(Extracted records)
=== Begin Enclosure ===

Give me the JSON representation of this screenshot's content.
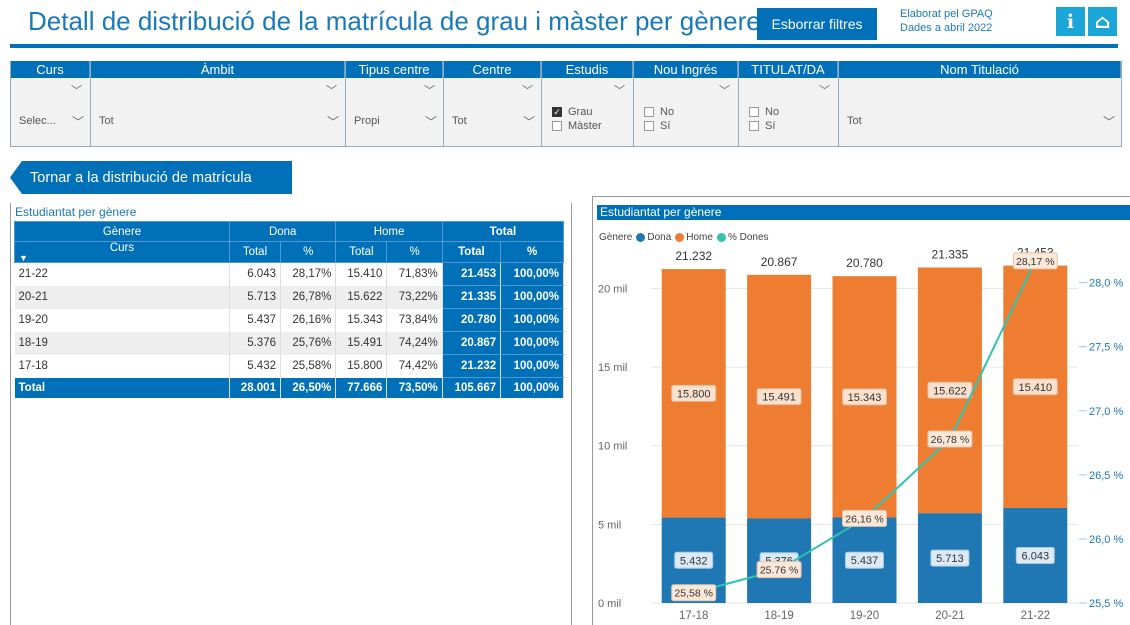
{
  "header": {
    "title": "Detall de distribució de la matrícula de grau i màster per gènere",
    "clear_filters": "Esborrar filtres",
    "credit_line1": "Elaborat pel GPAQ",
    "credit_line2": "Dades a abril 2022",
    "info_icon": "i",
    "home_icon": "⌂"
  },
  "filters": {
    "curs": {
      "label": "Curs",
      "value": "Selec..."
    },
    "ambit": {
      "label": "Àmbit",
      "value": "Tot"
    },
    "tipus_centre": {
      "label": "Tipus centre",
      "value": "Propi"
    },
    "centre": {
      "label": "Centre",
      "value": "Tot"
    },
    "estudis": {
      "label": "Estudis",
      "options": [
        {
          "label": "Grau",
          "checked": true
        },
        {
          "label": "Màster",
          "checked": false
        }
      ]
    },
    "nou_ingres": {
      "label": "Nou Ingrés",
      "options": [
        {
          "label": "No",
          "checked": false
        },
        {
          "label": "Sí",
          "checked": false
        }
      ]
    },
    "titulat": {
      "label": "TITULAT/DA",
      "options": [
        {
          "label": "No",
          "checked": false
        },
        {
          "label": "Sí",
          "checked": false
        }
      ]
    },
    "nom_titulacio": {
      "label": "Nom Titulació",
      "value": "Tot"
    }
  },
  "back_button": "Tornar a la distribució de matrícula",
  "matrix": {
    "title": "Estudiantat per gènere",
    "col_genere": "Gènere",
    "col_dona": "Dona",
    "col_home": "Home",
    "col_total": "Total",
    "col_curs": "Curs",
    "sub_total": "Total",
    "sub_pct": "%",
    "rows": [
      {
        "curs": "21-22",
        "dona": "6.043",
        "dona_pct": "28,17%",
        "home": "15.410",
        "home_pct": "71,83%",
        "total": "21.453",
        "total_pct": "100,00%"
      },
      {
        "curs": "20-21",
        "dona": "5.713",
        "dona_pct": "26,78%",
        "home": "15.622",
        "home_pct": "73,22%",
        "total": "21.335",
        "total_pct": "100,00%"
      },
      {
        "curs": "19-20",
        "dona": "5.437",
        "dona_pct": "26,16%",
        "home": "15.343",
        "home_pct": "73,84%",
        "total": "20.780",
        "total_pct": "100,00%"
      },
      {
        "curs": "18-19",
        "dona": "5.376",
        "dona_pct": "25,76%",
        "home": "15.491",
        "home_pct": "74,24%",
        "total": "20.867",
        "total_pct": "100,00%"
      },
      {
        "curs": "17-18",
        "dona": "5.432",
        "dona_pct": "25,58%",
        "home": "15.800",
        "home_pct": "74,42%",
        "total": "21.232",
        "total_pct": "100,00%"
      }
    ],
    "total_row": {
      "curs": "Total",
      "dona": "28.001",
      "dona_pct": "26,50%",
      "home": "77.666",
      "home_pct": "73,50%",
      "total": "105.667",
      "total_pct": "100,00%"
    }
  },
  "chart_panel": {
    "title": "Estudiantat per gènere",
    "legend_title": "Gènere",
    "legend": [
      "Dona",
      "Home",
      "% Dones"
    ]
  },
  "colors": {
    "dona": "#1f77b4",
    "home": "#ee7d31",
    "pct": "#2fc3b0",
    "brand": "#0070b8"
  },
  "chart_data": {
    "type": "bar",
    "stacked": true,
    "categories": [
      "17-18",
      "18-19",
      "19-20",
      "20-21",
      "21-22"
    ],
    "series": [
      {
        "name": "Dona",
        "values": [
          5432,
          5376,
          5437,
          5713,
          6043
        ],
        "labels": [
          "5.432",
          "5.376",
          "5.437",
          "5.713",
          "6.043"
        ]
      },
      {
        "name": "Home",
        "values": [
          15800,
          15491,
          15343,
          15622,
          15410
        ],
        "labels": [
          "15.800",
          "15.491",
          "15.343",
          "15.622",
          "15.410"
        ]
      }
    ],
    "totals": [
      21232,
      20867,
      20780,
      21335,
      21453
    ],
    "total_labels": [
      "21.232",
      "20.867",
      "20.780",
      "21.335",
      "21.453"
    ],
    "line": {
      "name": "% Dones",
      "values": [
        25.58,
        25.76,
        26.16,
        26.78,
        28.17
      ],
      "labels": [
        "25,58 %",
        "25.76 %",
        "26,16 %",
        "26,78 %",
        "28,17 %"
      ]
    },
    "y_left": {
      "range": [
        0,
        22000
      ],
      "ticks": [
        0,
        5000,
        10000,
        15000,
        20000
      ],
      "tick_labels": [
        "0 mil",
        "5 mil",
        "10 mil",
        "15 mil",
        "20 mil"
      ]
    },
    "y_right": {
      "range": [
        25.5,
        28.2
      ],
      "ticks": [
        25.5,
        26.0,
        26.5,
        27.0,
        27.5,
        28.0
      ],
      "tick_labels": [
        "25,5 %",
        "26,0 %",
        "26,5 %",
        "27,0 %",
        "27,5 %",
        "28,0 %"
      ]
    }
  }
}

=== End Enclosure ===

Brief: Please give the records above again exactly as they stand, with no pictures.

Completed task:
Give me the JSON representation of this screenshot's content.
{
  "header": {
    "title": "Detall de distribució de la matrícula de grau i màster per gènere",
    "clear_filters": "Esborrar filtres",
    "credit_line1": "Elaborat pel GPAQ",
    "credit_line2": "Dades a abril 2022",
    "info_icon": "i",
    "home_icon": "⌂"
  },
  "filters": {
    "curs": {
      "label": "Curs",
      "value": "Selec..."
    },
    "ambit": {
      "label": "Àmbit",
      "value": "Tot"
    },
    "tipus_centre": {
      "label": "Tipus centre",
      "value": "Propi"
    },
    "centre": {
      "label": "Centre",
      "value": "Tot"
    },
    "estudis": {
      "label": "Estudis",
      "options": [
        {
          "label": "Grau",
          "checked": true
        },
        {
          "label": "Màster",
          "checked": false
        }
      ]
    },
    "nou_ingres": {
      "label": "Nou Ingrés",
      "options": [
        {
          "label": "No",
          "checked": false
        },
        {
          "label": "Sí",
          "checked": false
        }
      ]
    },
    "titulat": {
      "label": "TITULAT/DA",
      "options": [
        {
          "label": "No",
          "checked": false
        },
        {
          "label": "Sí",
          "checked": false
        }
      ]
    },
    "nom_titulacio": {
      "label": "Nom Titulació",
      "value": "Tot"
    }
  },
  "back_button": "Tornar a la distribució de matrícula",
  "matrix": {
    "title": "Estudiantat per gènere",
    "col_genere": "Gènere",
    "col_dona": "Dona",
    "col_home": "Home",
    "col_total": "Total",
    "col_curs": "Curs",
    "sub_total": "Total",
    "sub_pct": "%",
    "rows": [
      {
        "curs": "21-22",
        "dona": "6.043",
        "dona_pct": "28,17%",
        "home": "15.410",
        "home_pct": "71,83%",
        "total": "21.453",
        "total_pct": "100,00%"
      },
      {
        "curs": "20-21",
        "dona": "5.713",
        "dona_pct": "26,78%",
        "home": "15.622",
        "home_pct": "73,22%",
        "total": "21.335",
        "total_pct": "100,00%"
      },
      {
        "curs": "19-20",
        "dona": "5.437",
        "dona_pct": "26,16%",
        "home": "15.343",
        "home_pct": "73,84%",
        "total": "20.780",
        "total_pct": "100,00%"
      },
      {
        "curs": "18-19",
        "dona": "5.376",
        "dona_pct": "25,76%",
        "home": "15.491",
        "home_pct": "74,24%",
        "total": "20.867",
        "total_pct": "100,00%"
      },
      {
        "curs": "17-18",
        "dona": "5.432",
        "dona_pct": "25,58%",
        "home": "15.800",
        "home_pct": "74,42%",
        "total": "21.232",
        "total_pct": "100,00%"
      }
    ],
    "total_row": {
      "curs": "Total",
      "dona": "28.001",
      "dona_pct": "26,50%",
      "home": "77.666",
      "home_pct": "73,50%",
      "total": "105.667",
      "total_pct": "100,00%"
    }
  },
  "chart_panel": {
    "title": "Estudiantat per gènere",
    "legend_title": "Gènere",
    "legend": [
      "Dona",
      "Home",
      "% Dones"
    ]
  },
  "colors": {
    "dona": "#1f77b4",
    "home": "#ee7d31",
    "pct": "#2fc3b0",
    "brand": "#0070b8"
  },
  "chart_data": {
    "type": "bar",
    "stacked": true,
    "categories": [
      "17-18",
      "18-19",
      "19-20",
      "20-21",
      "21-22"
    ],
    "series": [
      {
        "name": "Dona",
        "values": [
          5432,
          5376,
          5437,
          5713,
          6043
        ],
        "labels": [
          "5.432",
          "5.376",
          "5.437",
          "5.713",
          "6.043"
        ]
      },
      {
        "name": "Home",
        "values": [
          15800,
          15491,
          15343,
          15622,
          15410
        ],
        "labels": [
          "15.800",
          "15.491",
          "15.343",
          "15.622",
          "15.410"
        ]
      }
    ],
    "totals": [
      21232,
      20867,
      20780,
      21335,
      21453
    ],
    "total_labels": [
      "21.232",
      "20.867",
      "20.780",
      "21.335",
      "21.453"
    ],
    "line": {
      "name": "% Dones",
      "values": [
        25.58,
        25.76,
        26.16,
        26.78,
        28.17
      ],
      "labels": [
        "25,58 %",
        "25.76 %",
        "26,16 %",
        "26,78 %",
        "28,17 %"
      ]
    },
    "y_left": {
      "range": [
        0,
        22000
      ],
      "ticks": [
        0,
        5000,
        10000,
        15000,
        20000
      ],
      "tick_labels": [
        "0 mil",
        "5 mil",
        "10 mil",
        "15 mil",
        "20 mil"
      ]
    },
    "y_right": {
      "range": [
        25.5,
        28.2
      ],
      "ticks": [
        25.5,
        26.0,
        26.5,
        27.0,
        27.5,
        28.0
      ],
      "tick_labels": [
        "25,5 %",
        "26,0 %",
        "26,5 %",
        "27,0 %",
        "27,5 %",
        "28,0 %"
      ]
    }
  }
}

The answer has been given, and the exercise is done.